According to information released by the Massachusetts Department of Public Health on Wednesday, a man who had just returned from a trip to Canada has been identified as having the monkeypox virus, which is an extremely uncommon and possibly lethal illness.
In the United States, this is the first case of monkeypox that has been reported thus far in 2018. The authorities in both Texas and Maryland each documented one incidence in the previous year. However, this latest instance comes after a string of odd clusters that have been reported in other nations, which has public health experts more concerned.
Over the course of the last several weeks, there have been nine confirmed instances of monkeypox in Britain. Only one of the patients had recently travelled, and that was to Nigeria, which is one of the countries in which a particular strain of the monkeypox virus has been observed quite frequently. The remaining British patients, all of whom had not recently travelled, may have contracted the infection through community transmission. One home was used by three different patients.

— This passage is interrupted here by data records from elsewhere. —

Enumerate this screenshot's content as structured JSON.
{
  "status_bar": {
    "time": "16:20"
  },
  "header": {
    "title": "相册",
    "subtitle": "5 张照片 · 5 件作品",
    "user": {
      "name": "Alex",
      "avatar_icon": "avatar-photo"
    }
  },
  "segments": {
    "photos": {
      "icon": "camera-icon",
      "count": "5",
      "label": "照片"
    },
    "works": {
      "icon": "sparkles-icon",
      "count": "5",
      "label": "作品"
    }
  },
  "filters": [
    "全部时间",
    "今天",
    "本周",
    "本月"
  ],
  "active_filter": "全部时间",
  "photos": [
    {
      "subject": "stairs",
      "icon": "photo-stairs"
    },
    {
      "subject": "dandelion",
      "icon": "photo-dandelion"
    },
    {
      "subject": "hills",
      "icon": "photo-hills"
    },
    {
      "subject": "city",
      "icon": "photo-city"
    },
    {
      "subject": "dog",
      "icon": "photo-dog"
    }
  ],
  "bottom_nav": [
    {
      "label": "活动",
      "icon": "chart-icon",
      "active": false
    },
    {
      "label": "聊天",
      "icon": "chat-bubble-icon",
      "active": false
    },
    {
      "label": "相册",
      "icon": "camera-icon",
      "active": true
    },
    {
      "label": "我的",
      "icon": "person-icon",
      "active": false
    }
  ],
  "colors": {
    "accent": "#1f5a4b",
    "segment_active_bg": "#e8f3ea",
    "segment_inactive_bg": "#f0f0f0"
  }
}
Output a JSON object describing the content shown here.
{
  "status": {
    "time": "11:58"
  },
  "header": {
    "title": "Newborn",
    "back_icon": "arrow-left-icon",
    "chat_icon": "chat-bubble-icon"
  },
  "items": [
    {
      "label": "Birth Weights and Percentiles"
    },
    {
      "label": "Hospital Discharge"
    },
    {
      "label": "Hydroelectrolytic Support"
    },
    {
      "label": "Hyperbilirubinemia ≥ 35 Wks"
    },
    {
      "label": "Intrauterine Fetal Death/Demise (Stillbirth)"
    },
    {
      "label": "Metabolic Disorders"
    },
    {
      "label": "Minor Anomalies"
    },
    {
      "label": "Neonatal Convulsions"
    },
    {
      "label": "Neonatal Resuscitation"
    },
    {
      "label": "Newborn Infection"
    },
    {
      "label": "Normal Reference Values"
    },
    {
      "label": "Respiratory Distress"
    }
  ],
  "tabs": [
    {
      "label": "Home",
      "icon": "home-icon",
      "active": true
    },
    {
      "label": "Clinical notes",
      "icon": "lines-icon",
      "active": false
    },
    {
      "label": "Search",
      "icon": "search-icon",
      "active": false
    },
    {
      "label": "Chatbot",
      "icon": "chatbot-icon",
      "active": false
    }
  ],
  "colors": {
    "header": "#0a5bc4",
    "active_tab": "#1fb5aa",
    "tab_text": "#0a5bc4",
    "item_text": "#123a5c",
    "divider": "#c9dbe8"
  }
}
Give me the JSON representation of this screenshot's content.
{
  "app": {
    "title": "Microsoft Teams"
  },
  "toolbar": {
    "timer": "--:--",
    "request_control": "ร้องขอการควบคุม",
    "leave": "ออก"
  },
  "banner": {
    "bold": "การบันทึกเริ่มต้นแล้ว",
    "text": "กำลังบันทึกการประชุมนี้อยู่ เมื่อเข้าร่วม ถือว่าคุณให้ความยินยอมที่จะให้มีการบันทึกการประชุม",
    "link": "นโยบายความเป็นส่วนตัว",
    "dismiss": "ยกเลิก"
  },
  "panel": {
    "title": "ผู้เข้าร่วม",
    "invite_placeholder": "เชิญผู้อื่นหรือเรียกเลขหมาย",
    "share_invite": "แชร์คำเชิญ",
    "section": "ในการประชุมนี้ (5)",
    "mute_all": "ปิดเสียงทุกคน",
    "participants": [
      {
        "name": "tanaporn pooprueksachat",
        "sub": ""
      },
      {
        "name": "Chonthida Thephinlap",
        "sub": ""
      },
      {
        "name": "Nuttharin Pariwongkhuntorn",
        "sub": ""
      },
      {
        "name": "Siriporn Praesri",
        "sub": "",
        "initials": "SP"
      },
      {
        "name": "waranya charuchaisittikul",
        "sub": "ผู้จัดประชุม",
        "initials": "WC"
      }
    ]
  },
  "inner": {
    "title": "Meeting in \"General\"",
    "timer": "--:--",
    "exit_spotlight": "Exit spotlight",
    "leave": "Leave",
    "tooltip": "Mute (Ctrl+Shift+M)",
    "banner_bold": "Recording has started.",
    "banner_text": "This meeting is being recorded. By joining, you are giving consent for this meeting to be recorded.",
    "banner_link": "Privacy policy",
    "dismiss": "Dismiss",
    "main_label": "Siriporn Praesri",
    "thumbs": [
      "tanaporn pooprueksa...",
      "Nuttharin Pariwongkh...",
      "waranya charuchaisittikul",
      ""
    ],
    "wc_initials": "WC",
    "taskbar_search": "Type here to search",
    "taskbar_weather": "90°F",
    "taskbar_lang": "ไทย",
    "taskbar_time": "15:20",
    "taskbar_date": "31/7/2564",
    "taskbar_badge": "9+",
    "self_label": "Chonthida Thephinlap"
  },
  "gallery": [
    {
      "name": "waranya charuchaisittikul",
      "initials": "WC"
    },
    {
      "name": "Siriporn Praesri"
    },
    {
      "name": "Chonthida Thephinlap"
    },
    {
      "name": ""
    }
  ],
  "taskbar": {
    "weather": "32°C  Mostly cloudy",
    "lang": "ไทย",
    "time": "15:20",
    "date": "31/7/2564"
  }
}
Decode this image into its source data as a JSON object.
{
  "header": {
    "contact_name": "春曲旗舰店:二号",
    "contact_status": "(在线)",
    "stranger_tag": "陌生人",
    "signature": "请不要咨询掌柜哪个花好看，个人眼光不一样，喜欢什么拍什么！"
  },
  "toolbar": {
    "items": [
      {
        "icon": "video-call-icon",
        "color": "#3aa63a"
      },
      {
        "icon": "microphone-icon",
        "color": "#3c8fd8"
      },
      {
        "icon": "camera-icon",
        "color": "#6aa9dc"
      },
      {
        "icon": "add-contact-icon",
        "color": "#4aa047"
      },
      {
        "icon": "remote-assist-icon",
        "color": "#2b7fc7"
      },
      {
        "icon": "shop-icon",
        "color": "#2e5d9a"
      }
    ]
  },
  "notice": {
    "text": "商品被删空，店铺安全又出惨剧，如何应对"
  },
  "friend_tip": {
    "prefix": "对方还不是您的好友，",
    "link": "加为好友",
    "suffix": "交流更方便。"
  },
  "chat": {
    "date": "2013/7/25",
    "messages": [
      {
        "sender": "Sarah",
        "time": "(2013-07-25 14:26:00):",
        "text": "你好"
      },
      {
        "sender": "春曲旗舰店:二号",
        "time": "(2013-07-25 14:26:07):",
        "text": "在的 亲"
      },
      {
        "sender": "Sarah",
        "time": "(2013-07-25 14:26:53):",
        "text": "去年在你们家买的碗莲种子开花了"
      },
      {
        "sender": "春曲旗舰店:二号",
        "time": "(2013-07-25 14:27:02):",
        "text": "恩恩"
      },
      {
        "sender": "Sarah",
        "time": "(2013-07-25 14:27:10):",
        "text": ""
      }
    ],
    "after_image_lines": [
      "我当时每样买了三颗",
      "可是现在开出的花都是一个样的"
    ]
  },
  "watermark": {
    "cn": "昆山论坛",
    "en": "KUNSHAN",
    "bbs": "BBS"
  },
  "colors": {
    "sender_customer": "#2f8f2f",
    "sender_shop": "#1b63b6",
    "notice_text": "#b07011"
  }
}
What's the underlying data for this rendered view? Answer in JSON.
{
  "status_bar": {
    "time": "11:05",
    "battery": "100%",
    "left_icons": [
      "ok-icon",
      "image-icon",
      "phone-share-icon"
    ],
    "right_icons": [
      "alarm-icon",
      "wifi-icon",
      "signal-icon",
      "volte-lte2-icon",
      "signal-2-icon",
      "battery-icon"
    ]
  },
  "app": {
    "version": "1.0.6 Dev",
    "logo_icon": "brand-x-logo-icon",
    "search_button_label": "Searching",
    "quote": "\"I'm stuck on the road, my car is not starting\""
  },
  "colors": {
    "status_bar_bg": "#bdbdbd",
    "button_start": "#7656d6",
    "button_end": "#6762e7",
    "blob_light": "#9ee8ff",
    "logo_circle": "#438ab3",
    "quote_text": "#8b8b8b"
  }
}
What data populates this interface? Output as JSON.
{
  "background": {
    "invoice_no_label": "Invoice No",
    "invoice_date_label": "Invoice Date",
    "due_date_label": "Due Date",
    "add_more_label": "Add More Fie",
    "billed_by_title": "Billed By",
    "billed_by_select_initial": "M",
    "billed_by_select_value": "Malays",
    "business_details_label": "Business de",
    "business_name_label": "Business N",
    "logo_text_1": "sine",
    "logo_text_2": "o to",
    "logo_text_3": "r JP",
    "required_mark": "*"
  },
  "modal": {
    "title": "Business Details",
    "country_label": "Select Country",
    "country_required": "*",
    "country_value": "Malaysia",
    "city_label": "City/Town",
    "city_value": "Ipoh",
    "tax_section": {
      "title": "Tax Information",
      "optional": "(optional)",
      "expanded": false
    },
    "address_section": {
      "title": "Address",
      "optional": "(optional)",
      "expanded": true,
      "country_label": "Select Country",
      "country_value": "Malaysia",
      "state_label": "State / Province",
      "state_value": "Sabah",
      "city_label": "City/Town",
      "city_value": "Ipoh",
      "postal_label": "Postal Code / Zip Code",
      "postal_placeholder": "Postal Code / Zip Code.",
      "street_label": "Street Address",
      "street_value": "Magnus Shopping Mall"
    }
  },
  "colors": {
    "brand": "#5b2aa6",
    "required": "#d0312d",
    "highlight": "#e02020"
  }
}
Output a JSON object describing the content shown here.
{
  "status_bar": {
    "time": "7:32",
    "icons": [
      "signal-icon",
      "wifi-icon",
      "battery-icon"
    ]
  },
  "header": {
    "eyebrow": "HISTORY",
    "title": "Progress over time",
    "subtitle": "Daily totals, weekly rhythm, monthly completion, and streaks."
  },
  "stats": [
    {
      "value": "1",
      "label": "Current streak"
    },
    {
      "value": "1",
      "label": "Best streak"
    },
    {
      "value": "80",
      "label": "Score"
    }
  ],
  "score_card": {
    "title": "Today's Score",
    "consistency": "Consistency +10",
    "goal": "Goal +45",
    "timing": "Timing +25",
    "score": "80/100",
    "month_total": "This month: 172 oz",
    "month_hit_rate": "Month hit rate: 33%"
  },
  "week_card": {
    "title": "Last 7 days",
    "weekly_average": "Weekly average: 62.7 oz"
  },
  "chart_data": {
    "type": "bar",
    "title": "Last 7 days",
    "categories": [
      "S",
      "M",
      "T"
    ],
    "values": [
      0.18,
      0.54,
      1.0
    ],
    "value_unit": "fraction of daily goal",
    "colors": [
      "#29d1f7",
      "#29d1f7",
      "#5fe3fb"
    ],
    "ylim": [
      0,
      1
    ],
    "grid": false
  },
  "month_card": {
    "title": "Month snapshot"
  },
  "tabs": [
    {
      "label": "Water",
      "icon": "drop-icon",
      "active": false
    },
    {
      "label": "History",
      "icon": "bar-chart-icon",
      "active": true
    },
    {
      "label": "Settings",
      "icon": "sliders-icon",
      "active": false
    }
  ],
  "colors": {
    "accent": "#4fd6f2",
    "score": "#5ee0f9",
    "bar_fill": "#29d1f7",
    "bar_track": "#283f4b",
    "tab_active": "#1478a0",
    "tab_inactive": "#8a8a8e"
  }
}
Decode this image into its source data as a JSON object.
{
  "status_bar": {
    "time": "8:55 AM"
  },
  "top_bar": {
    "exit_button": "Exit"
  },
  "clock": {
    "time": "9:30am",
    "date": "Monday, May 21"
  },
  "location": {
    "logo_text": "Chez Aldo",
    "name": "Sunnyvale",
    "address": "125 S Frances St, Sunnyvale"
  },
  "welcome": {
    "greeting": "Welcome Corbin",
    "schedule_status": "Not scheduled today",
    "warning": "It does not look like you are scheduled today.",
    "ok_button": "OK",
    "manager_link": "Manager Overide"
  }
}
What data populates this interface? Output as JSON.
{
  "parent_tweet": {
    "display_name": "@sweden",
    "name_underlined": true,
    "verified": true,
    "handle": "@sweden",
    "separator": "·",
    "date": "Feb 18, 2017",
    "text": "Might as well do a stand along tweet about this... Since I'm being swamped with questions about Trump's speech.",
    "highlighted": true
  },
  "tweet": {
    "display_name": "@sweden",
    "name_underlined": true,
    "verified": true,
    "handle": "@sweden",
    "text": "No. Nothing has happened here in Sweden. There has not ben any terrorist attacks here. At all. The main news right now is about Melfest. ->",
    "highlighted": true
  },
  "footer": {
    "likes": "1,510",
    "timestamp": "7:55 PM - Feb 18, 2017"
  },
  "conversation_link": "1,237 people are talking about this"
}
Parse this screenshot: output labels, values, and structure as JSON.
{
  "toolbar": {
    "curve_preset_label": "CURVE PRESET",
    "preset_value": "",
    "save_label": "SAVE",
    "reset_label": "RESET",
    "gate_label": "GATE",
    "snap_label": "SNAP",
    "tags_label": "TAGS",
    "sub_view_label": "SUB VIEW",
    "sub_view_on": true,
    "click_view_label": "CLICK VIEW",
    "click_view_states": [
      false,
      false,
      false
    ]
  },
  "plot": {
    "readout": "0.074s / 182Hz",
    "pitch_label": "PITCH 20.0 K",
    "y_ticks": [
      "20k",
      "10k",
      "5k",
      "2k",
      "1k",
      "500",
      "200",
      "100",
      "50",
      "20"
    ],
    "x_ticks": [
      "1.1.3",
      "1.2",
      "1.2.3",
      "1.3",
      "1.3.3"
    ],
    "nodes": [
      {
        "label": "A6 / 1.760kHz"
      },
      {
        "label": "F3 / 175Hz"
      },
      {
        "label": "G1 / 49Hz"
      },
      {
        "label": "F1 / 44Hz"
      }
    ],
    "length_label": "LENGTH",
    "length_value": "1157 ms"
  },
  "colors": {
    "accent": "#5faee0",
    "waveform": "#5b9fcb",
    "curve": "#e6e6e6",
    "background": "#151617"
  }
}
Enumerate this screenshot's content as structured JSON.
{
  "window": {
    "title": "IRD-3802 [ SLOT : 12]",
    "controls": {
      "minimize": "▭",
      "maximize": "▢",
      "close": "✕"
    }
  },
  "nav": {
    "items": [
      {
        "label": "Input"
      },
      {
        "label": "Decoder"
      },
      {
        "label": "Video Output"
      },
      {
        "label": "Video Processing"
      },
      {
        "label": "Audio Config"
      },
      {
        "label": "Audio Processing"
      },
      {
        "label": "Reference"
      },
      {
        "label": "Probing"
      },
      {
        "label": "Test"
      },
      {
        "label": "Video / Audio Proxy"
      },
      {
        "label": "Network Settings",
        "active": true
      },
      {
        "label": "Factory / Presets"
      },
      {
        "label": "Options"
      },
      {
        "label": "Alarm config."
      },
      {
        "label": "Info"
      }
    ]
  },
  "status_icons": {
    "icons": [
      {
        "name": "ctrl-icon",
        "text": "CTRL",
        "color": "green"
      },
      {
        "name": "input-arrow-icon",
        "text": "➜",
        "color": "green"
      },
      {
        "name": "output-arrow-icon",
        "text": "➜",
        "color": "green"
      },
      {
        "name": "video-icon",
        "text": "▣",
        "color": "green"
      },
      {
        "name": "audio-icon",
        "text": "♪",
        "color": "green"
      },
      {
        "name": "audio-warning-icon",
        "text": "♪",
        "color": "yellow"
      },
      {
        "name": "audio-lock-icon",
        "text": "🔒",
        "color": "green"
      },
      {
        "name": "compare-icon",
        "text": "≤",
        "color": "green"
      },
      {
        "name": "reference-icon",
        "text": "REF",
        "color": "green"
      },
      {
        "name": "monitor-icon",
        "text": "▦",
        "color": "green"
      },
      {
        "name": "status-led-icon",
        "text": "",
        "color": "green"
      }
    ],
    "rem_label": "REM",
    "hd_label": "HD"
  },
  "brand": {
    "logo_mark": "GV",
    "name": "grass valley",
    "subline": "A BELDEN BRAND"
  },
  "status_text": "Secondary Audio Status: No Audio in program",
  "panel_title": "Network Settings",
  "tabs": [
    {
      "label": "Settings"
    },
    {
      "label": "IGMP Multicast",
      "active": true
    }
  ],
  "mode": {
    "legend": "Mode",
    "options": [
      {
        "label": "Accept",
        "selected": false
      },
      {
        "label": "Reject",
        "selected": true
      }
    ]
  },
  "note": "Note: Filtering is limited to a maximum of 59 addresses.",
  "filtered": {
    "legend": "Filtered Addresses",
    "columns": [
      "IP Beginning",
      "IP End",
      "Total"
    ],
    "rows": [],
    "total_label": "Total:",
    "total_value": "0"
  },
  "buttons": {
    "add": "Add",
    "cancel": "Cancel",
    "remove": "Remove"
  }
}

Spain is investigating 23 possible instances. Five of the suspected cases have been verified, and Portugal is still looking at 15 more. An infectious disease expert who was acquainted with the endeavour but was not allowed to discuss the topic publicly said that Canadian health authorities are examining at least 15 probable cases in Montreal. This information was provided by a Canadian health official.
The virus that causes monkeypox is a milder form of the smallpox virus, and it responds well to the same antiviral medication that is used to treat smallpox. However, in contrast to measles, COVID, and influenza, monkeypox does not often result in widespread epidemics.
According to Dr. Inglesby, clinicians have to educate themselves on the symptoms so that they may rapidly identify new instances of the disease.
Fever and general aches and pains are the first symptoms of monkeypox infection. The most distinguishing aspect of this condition is a rash that begins as red markings that are flat on the skin and progresses to become elevated and pus-filled lesions.
According to Dr. Inglesby, the pustules emerge on the patient’s face, chest, and palm, all of which are “quite odd” locations.
The virus is considered an endemic disease in some regions of Central and West Africa. It is thought to be transmitted through the bites or scratches of rats and other small animals. According to the World Health Organization, some risk factors include coming into contact with both living and dead animals via activities such as hunting and the ingestion of wild game or bush meat.
In the year 2003, the United States saw an epidemic of hundreds of cases of monkeypox. All of these conditions were thought to have been brought on by contact with diseased prairie dogs or other pets.
The virus can not transfer from person to person; rather, it may do so via a person’s bodily fluids, contaminated items, or by the respiratory droplets that an infected person exhales. The majority of those affected in Britain and Canada were males who engage in sexual activity with other males.
According to the advice of doctors, men in such areas should be on the lookout for rashes or lesions on any part of their bodies, but particularly on their genitalia.